Anna's fast is totally in the democratic spirit. Just as one has the right to freely abuse him in a press conference on really shoddily investigated allegations and unchecked verbal diarrhea of totally unparliamentary language, Anna or anyone for that matter has the democratic right to stage protest in any form. More so, because in a historical context when voices of dissent to the governmental structure and policies are met with callous and indifferent ears and at times with rampant , violent and unaccounted force and coercion, one needs to put a stern and inflamed foot forward to assert a position, especially on an issue that has unprecedented support across parties, ideologies etc. etc. Hence, the fact that Anna has emerged as a national crusader for a strong Lokpal needs to be respected and supported by all.
It is necessary to note that in the case of corruption in a country as populous, as large and as diverse as ours, a foolproof mechanism to tackle the same within a structural model is next to impossible. But to leave hope or to rubbish the efforts is indifferent and irresponsible too. Also, the hypocritical optimism behind the whole movement as a sure shot way to eliminate the menace from the roots needs to be clipped for a sane and balanced assessment of the status quo . Let us realise that the Jan Lokpal Bill can at the maximum be a preventive or a curative step to better the existing system and not a constructive one to build a new one. Despite all fair claims of hope, at the end of the day self custody, self restraint, self morality and individually strong moral conscience would decide what kind of an order we wish to be a part of.
On August 17 when i moved out to register my presence at the Chhatrasal Stadium, a seven-year old girl old girl in my locality said to her mom, "Anna baba ko arrest kar liya hai."
I stopped and asked her, "Who is Anna?"
She said, "Gandhi ji".
I pushed further,"Kyun arrest kiya?"
She replied, "Kyunki TV mein keh rahe hain ki woh lad rahe hain?"
I continued," Toh accha hai na, ladna toh galat baat hai. Police ne toh sahi kiya."
She disagreed with emphatic shaking of her head, Nahi nahi didi, woh keh rahe hain ki sab cheezon ki mehngai kam karo. Toh ye toh achha kam hai."

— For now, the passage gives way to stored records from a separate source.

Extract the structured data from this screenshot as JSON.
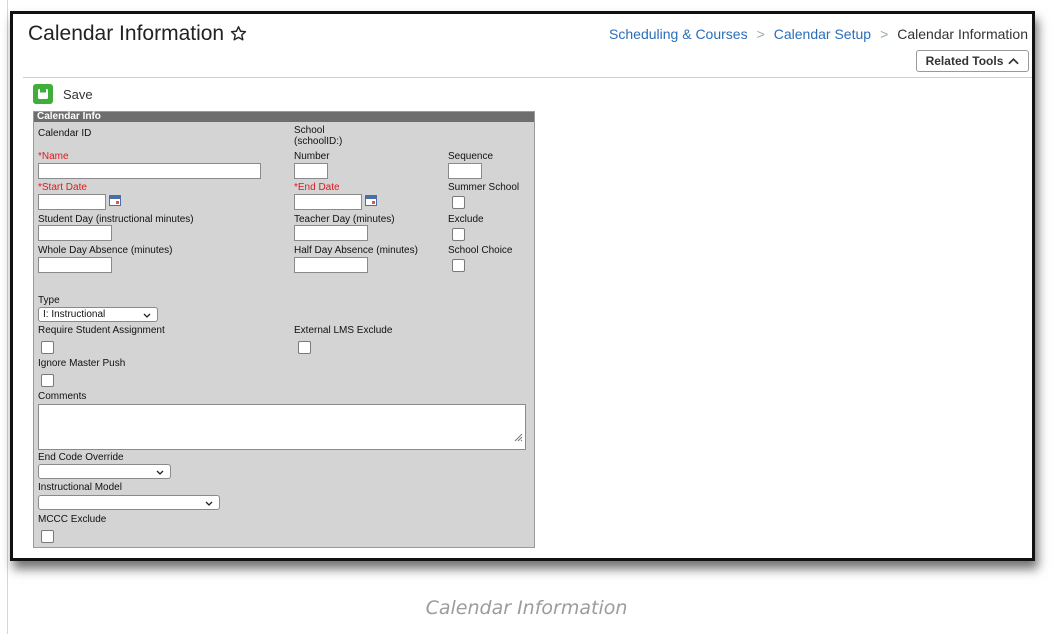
{
  "page": {
    "title": "Calendar Information",
    "breadcrumb": [
      "Scheduling & Courses",
      "Calendar Setup",
      "Calendar Information"
    ],
    "related_tools_label": "Related Tools",
    "caption": "Calendar Information"
  },
  "toolbar": {
    "save_label": "Save"
  },
  "panel": {
    "header": "Calendar Info",
    "labels": {
      "calendar_id": "Calendar ID",
      "school_1": "School",
      "school_2": "(schoolID:)",
      "name": "*Name",
      "number": "Number",
      "sequence": "Sequence",
      "start_date": "*Start Date",
      "end_date": "*End Date",
      "summer_school": "Summer School",
      "student_day": "Student Day (instructional minutes)",
      "teacher_day": "Teacher Day (minutes)",
      "exclude": "Exclude",
      "whole_day_absence": "Whole Day Absence (minutes)",
      "half_day_absence": "Half Day Absence (minutes)",
      "school_choice": "School Choice",
      "type": "Type",
      "require_student_assignment": "Require Student Assignment",
      "external_lms_exclude": "External LMS Exclude",
      "ignore_master_push": "Ignore Master Push",
      "comments": "Comments",
      "end_code_override": "End Code Override",
      "instructional_model": "Instructional Model",
      "mccc_exclude": "MCCC Exclude"
    },
    "values": {
      "type": "I: Instructional",
      "end_code_override": "",
      "instructional_model": ""
    }
  },
  "colors": {
    "link": "#2a6ebb",
    "required": "#e0191f",
    "save_green": "#3fae3b",
    "panel_header": "#6e6e6e",
    "panel_bg": "#d4d4d4"
  },
  "icons": [
    "star-icon",
    "chevron-up-icon",
    "save-icon",
    "calendar-icon",
    "chevron-down-icon",
    "resize-grip-icon"
  ]
}
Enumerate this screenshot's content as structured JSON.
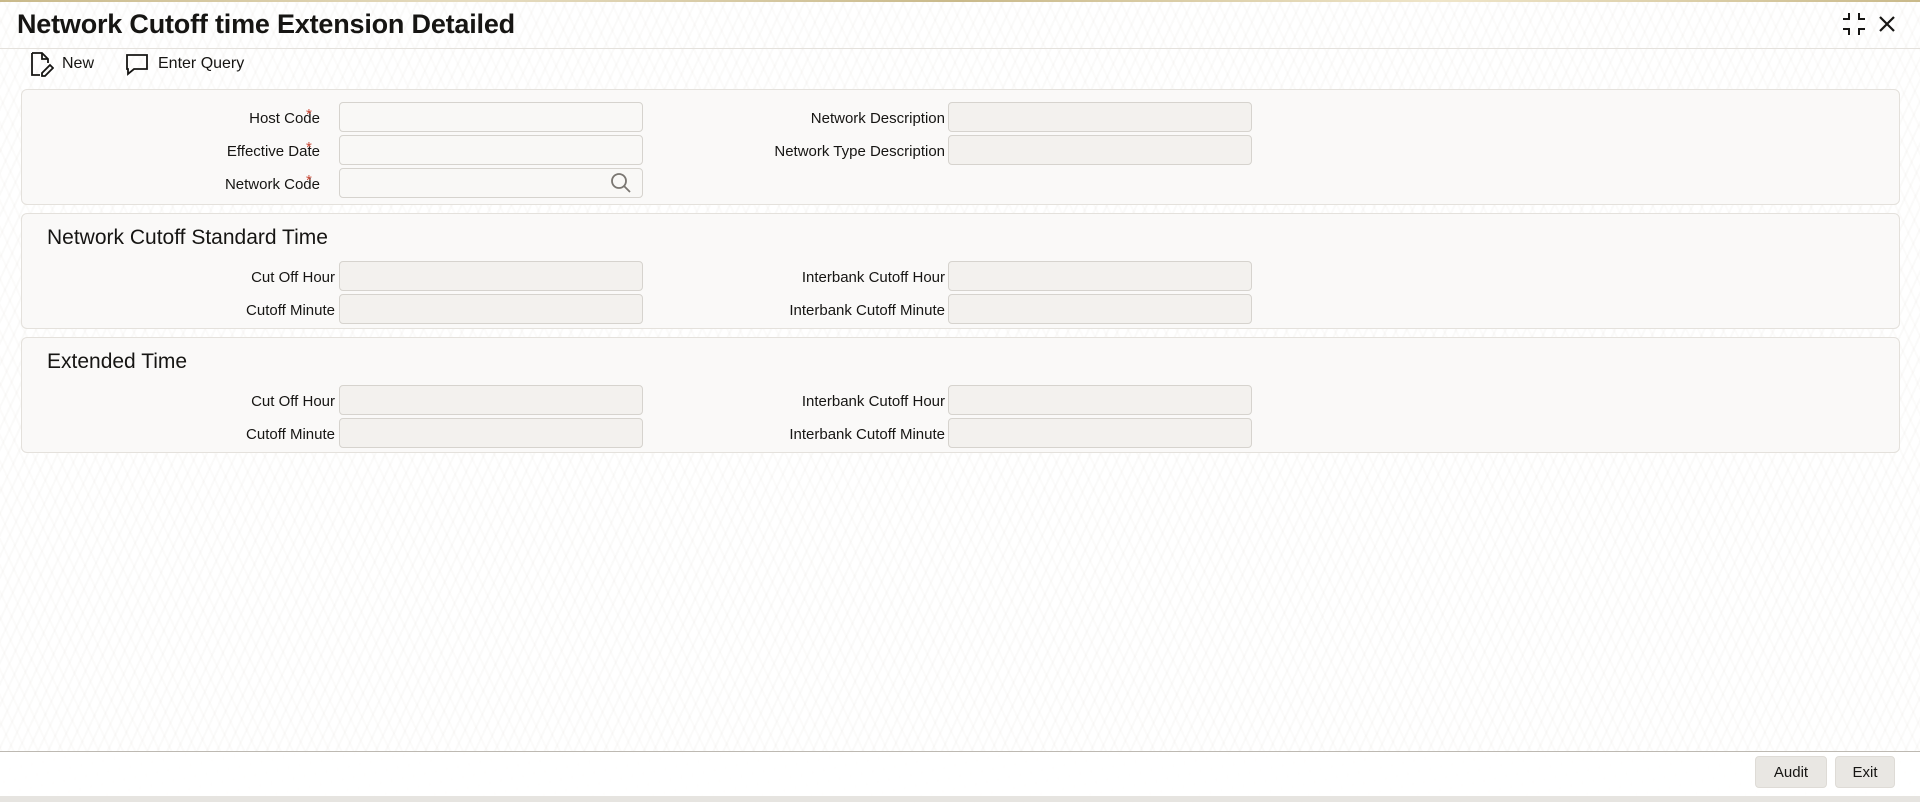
{
  "window": {
    "title": "Network Cutoff time Extension Detailed",
    "maximize_icon": "maximize-icon",
    "close_icon": "close-icon"
  },
  "toolbar": {
    "new_label": "New",
    "new_icon": "new-document-icon",
    "enter_query_label": "Enter Query",
    "enter_query_icon": "speech-bubble-icon"
  },
  "header_section": {
    "host_code": {
      "label": "Host Code",
      "required_mark": "*",
      "value": ""
    },
    "effective_date": {
      "label": "Effective Date",
      "required_mark": "*",
      "value": ""
    },
    "network_code": {
      "label": "Network Code",
      "required_mark": "*",
      "value": "",
      "lookup_icon": "search-icon"
    },
    "network_description": {
      "label": "Network Description",
      "value": ""
    },
    "network_type_description": {
      "label": "Network Type Description",
      "value": ""
    }
  },
  "standard_time": {
    "title": "Network Cutoff Standard Time",
    "cut_off_hour": {
      "label": "Cut Off Hour",
      "value": ""
    },
    "cutoff_minute": {
      "label": "Cutoff Minute",
      "value": ""
    },
    "interbank_cutoff_hour": {
      "label": "Interbank Cutoff Hour",
      "value": ""
    },
    "interbank_cutoff_minute": {
      "label": "Interbank Cutoff Minute",
      "value": ""
    }
  },
  "extended_time": {
    "title": "Extended Time",
    "cut_off_hour": {
      "label": "Cut Off Hour",
      "value": ""
    },
    "cutoff_minute": {
      "label": "Cutoff Minute",
      "value": ""
    },
    "interbank_cutoff_hour": {
      "label": "Interbank Cutoff Hour",
      "value": ""
    },
    "interbank_cutoff_minute": {
      "label": "Interbank Cutoff Minute",
      "value": ""
    }
  },
  "footer": {
    "audit_label": "Audit",
    "exit_label": "Exit"
  },
  "colors": {
    "required": "#c74634",
    "text": "#161513",
    "panel_border": "#e4e1dc"
  }
}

The cynic in me could merely smile at her innocent yet apt grasp of the happenings. I had the courage for the first time to say "Amen" to her last words.